Every entry should be reproduced word for word.
*** DATA PROVIDED Section Begins ***
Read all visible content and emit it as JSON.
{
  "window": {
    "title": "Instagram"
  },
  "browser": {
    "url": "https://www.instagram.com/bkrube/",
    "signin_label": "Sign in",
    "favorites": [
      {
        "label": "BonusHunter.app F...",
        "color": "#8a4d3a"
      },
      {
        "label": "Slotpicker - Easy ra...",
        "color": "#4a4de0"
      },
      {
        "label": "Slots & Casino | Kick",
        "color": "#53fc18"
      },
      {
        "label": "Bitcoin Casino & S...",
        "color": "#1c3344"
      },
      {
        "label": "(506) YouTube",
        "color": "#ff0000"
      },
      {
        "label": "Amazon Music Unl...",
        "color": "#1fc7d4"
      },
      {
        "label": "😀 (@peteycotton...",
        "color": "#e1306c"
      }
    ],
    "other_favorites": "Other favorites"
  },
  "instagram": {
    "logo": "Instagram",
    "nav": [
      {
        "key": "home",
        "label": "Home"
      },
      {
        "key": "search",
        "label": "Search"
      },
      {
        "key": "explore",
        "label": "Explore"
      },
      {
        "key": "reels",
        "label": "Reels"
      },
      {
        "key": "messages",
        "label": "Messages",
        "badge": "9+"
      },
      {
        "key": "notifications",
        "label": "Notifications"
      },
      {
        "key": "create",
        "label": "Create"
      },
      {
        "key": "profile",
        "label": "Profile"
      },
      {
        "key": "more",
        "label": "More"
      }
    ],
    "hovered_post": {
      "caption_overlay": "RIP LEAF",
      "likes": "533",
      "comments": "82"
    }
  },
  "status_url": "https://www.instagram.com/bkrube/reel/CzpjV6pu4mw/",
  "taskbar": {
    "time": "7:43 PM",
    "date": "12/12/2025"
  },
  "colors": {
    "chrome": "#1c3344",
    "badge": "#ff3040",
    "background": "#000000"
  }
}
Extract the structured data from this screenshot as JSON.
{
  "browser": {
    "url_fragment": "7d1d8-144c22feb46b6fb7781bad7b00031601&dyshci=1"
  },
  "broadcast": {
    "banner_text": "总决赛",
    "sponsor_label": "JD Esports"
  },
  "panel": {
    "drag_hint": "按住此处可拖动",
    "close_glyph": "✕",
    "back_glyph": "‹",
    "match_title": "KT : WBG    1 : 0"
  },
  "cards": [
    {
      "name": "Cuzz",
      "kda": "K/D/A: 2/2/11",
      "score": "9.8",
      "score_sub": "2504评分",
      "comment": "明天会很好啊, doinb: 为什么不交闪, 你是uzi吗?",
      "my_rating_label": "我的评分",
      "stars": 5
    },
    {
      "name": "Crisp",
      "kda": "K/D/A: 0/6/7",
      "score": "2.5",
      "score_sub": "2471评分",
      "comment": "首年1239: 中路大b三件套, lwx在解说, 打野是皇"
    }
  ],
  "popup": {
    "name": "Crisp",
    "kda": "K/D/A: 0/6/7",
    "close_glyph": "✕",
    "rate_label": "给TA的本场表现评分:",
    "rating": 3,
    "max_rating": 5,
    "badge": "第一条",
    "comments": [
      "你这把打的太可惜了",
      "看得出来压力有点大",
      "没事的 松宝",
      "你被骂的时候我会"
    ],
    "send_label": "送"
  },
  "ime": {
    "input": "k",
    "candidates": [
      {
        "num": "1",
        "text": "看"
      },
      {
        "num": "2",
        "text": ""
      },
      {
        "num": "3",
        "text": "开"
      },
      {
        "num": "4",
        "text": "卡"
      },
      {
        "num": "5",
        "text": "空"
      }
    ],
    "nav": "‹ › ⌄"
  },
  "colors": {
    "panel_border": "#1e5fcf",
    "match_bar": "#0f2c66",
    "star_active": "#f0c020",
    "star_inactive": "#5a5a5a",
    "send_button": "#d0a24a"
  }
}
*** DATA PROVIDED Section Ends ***
» RESPONSE AREA
Read all visible content and emit it as JSON.
{
  "window": {
    "title": "Instagram"
  },
  "browser": {
    "url": "https://www.instagram.com/bkrube/",
    "signin_label": "Sign in",
    "favorites": [
      {
        "label": "BonusHunter.app F...",
        "color": "#8a4d3a"
      },
      {
        "label": "Slotpicker - Easy ra...",
        "color": "#4a4de0"
      },
      {
        "label": "Slots & Casino | Kick",
        "color": "#53fc18"
      },
      {
        "label": "Bitcoin Casino & S...",
        "color": "#1c3344"
      },
      {
        "label": "(506) YouTube",
        "color": "#ff0000"
      },
      {
        "label": "Amazon Music Unl...",
        "color": "#1fc7d4"
      },
      {
        "label": "😀 (@peteycotton...",
        "color": "#e1306c"
      }
    ],
    "other_favorites": "Other favorites"
  },
  "instagram": {
    "logo": "Instagram",
    "nav": [
      {
        "key": "home",
        "label": "Home"
      },
      {
        "key": "search",
        "label": "Search"
      },
      {
        "key": "explore",
        "label": "Explore"
      },
      {
        "key": "reels",
        "label": "Reels"
      },
      {
        "key": "messages",
        "label": "Messages",
        "badge": "9+"
      },
      {
        "key": "notifications",
        "label": "Notifications"
      },
      {
        "key": "create",
        "label": "Create"
      },
      {
        "key": "profile",
        "label": "Profile"
      },
      {
        "key": "more",
        "label": "More"
      }
    ],
    "hovered_post": {
      "caption_overlay": "RIP LEAF",
      "likes": "533",
      "comments": "82"
    }
  },
  "status_url": "https://www.instagram.com/bkrube/reel/CzpjV6pu4mw/",
  "taskbar": {
    "time": "7:43 PM",
    "date": "12/12/2025"
  },
  "colors": {
    "chrome": "#1c3344",
    "badge": "#ff3040",
    "background": "#000000"
  }
}
Extract the structured data from this screenshot as JSON.
{
  "browser": {
    "url_fragment": "7d1d8-144c22feb46b6fb7781bad7b00031601&dyshci=1"
  },
  "broadcast": {
    "banner_text": "总决赛",
    "sponsor_label": "JD Esports"
  },
  "panel": {
    "drag_hint": "按住此处可拖动",
    "close_glyph": "✕",
    "back_glyph": "‹",
    "match_title": "KT : WBG    1 : 0"
  },
  "cards": [
    {
      "name": "Cuzz",
      "kda": "K/D/A: 2/2/11",
      "score": "9.8",
      "score_sub": "2504评分",
      "comment": "明天会很好啊, doinb: 为什么不交闪, 你是uzi吗?",
      "my_rating_label": "我的评分",
      "stars": 5
    },
    {
      "name": "Crisp",
      "kda": "K/D/A: 0/6/7",
      "score": "2.5",
      "score_sub": "2471评分",
      "comment": "首年1239: 中路大b三件套, lwx在解说, 打野是皇"
    }
  ],
  "popup": {
    "name": "Crisp",
    "kda": "K/D/A: 0/6/7",
    "close_glyph": "✕",
    "rate_label": "给TA的本场表现评分:",
    "rating": 3,
    "max_rating": 5,
    "badge": "第一条",
    "comments": [
      "你这把打的太可惜了",
      "看得出来压力有点大",
      "没事的 松宝",
      "你被骂的时候我会"
    ],
    "send_label": "送"
  },
  "ime": {
    "input": "k",
    "candidates": [
      {
        "num": "1",
        "text": "看"
      },
      {
        "num": "2",
        "text": ""
      },
      {
        "num": "3",
        "text": "开"
      },
      {
        "num": "4",
        "text": "卡"
      },
      {
        "num": "5",
        "text": "空"
      }
    ],
    "nav": "‹ › ⌄"
  },
  "colors": {
    "panel_border": "#1e5fcf",
    "match_bar": "#0f2c66",
    "star_active": "#f0c020",
    "star_inactive": "#5a5a5a",
    "send_button": "#d0a24a"
  }
}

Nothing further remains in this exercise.